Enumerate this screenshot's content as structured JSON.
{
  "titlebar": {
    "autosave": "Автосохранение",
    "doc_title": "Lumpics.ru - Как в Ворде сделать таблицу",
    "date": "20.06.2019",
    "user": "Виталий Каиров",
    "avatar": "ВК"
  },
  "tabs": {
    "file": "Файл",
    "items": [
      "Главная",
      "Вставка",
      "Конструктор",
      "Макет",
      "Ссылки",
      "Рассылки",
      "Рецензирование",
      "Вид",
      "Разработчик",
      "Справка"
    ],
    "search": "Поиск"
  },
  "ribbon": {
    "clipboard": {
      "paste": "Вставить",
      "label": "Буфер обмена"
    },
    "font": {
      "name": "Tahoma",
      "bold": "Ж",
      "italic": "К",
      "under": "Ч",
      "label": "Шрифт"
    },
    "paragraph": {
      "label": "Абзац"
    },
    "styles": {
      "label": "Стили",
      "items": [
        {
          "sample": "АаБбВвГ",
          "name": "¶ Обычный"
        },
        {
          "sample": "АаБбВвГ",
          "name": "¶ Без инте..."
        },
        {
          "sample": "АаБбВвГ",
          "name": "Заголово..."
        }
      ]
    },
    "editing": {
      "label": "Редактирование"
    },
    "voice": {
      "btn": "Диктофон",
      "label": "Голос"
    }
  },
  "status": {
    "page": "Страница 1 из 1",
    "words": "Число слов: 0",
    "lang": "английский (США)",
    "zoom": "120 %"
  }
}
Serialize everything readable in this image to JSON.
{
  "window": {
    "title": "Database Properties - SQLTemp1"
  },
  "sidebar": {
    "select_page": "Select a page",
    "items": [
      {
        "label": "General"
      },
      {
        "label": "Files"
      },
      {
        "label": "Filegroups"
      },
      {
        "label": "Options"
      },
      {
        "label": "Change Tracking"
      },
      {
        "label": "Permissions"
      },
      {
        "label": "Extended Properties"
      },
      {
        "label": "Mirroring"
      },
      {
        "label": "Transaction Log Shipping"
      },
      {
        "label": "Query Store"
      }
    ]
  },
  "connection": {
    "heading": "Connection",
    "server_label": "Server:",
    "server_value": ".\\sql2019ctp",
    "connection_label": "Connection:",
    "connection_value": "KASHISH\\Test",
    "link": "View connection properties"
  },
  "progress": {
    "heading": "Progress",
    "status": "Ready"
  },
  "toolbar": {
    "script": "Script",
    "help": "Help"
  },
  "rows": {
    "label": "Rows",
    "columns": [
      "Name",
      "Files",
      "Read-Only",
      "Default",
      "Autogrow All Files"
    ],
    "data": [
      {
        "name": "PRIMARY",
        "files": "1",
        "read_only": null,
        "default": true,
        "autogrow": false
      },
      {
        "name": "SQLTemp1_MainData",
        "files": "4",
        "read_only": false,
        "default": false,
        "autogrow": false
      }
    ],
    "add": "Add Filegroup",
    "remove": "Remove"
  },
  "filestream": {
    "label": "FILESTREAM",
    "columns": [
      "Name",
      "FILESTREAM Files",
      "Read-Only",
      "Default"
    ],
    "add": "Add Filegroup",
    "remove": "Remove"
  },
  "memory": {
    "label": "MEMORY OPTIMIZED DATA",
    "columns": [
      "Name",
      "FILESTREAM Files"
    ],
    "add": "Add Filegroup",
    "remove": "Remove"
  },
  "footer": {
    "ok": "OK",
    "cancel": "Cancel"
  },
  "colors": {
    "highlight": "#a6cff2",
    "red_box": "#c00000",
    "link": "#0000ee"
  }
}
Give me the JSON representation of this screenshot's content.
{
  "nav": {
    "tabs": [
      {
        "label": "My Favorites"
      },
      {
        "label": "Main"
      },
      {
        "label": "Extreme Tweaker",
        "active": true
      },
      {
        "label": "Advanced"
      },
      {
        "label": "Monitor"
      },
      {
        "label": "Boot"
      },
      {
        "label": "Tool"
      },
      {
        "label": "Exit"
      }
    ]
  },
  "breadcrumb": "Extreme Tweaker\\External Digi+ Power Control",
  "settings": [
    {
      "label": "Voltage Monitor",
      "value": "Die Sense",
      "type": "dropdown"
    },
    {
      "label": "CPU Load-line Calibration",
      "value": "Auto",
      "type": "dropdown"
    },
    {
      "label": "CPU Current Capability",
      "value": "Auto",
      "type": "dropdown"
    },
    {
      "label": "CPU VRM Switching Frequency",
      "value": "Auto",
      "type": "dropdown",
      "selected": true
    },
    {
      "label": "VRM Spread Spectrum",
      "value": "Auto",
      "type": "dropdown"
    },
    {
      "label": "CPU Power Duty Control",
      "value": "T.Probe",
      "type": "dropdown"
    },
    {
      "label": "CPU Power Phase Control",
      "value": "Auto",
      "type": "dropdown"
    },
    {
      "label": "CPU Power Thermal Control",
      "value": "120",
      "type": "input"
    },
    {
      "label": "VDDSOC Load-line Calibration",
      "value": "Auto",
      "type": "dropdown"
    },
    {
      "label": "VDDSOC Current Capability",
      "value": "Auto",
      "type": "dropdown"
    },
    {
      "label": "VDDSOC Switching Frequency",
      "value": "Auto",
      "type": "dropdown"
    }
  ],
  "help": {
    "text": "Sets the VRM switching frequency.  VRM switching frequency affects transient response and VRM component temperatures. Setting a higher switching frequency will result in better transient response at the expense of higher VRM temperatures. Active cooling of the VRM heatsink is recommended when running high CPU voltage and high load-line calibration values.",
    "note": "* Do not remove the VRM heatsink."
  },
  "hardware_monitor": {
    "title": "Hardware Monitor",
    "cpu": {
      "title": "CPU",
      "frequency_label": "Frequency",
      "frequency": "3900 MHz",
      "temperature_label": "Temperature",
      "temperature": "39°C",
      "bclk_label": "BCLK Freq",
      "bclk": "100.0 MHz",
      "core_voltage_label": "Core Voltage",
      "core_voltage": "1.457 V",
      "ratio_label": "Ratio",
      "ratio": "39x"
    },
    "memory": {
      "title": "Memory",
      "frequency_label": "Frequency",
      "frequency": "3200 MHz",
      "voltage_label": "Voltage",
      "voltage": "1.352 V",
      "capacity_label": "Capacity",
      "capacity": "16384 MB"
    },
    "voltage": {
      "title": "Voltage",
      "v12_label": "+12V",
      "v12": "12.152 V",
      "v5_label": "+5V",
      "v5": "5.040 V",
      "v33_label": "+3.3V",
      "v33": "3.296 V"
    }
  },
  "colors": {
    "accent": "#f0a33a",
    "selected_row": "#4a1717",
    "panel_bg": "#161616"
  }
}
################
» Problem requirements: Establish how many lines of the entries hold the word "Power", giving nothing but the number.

» Written response: 4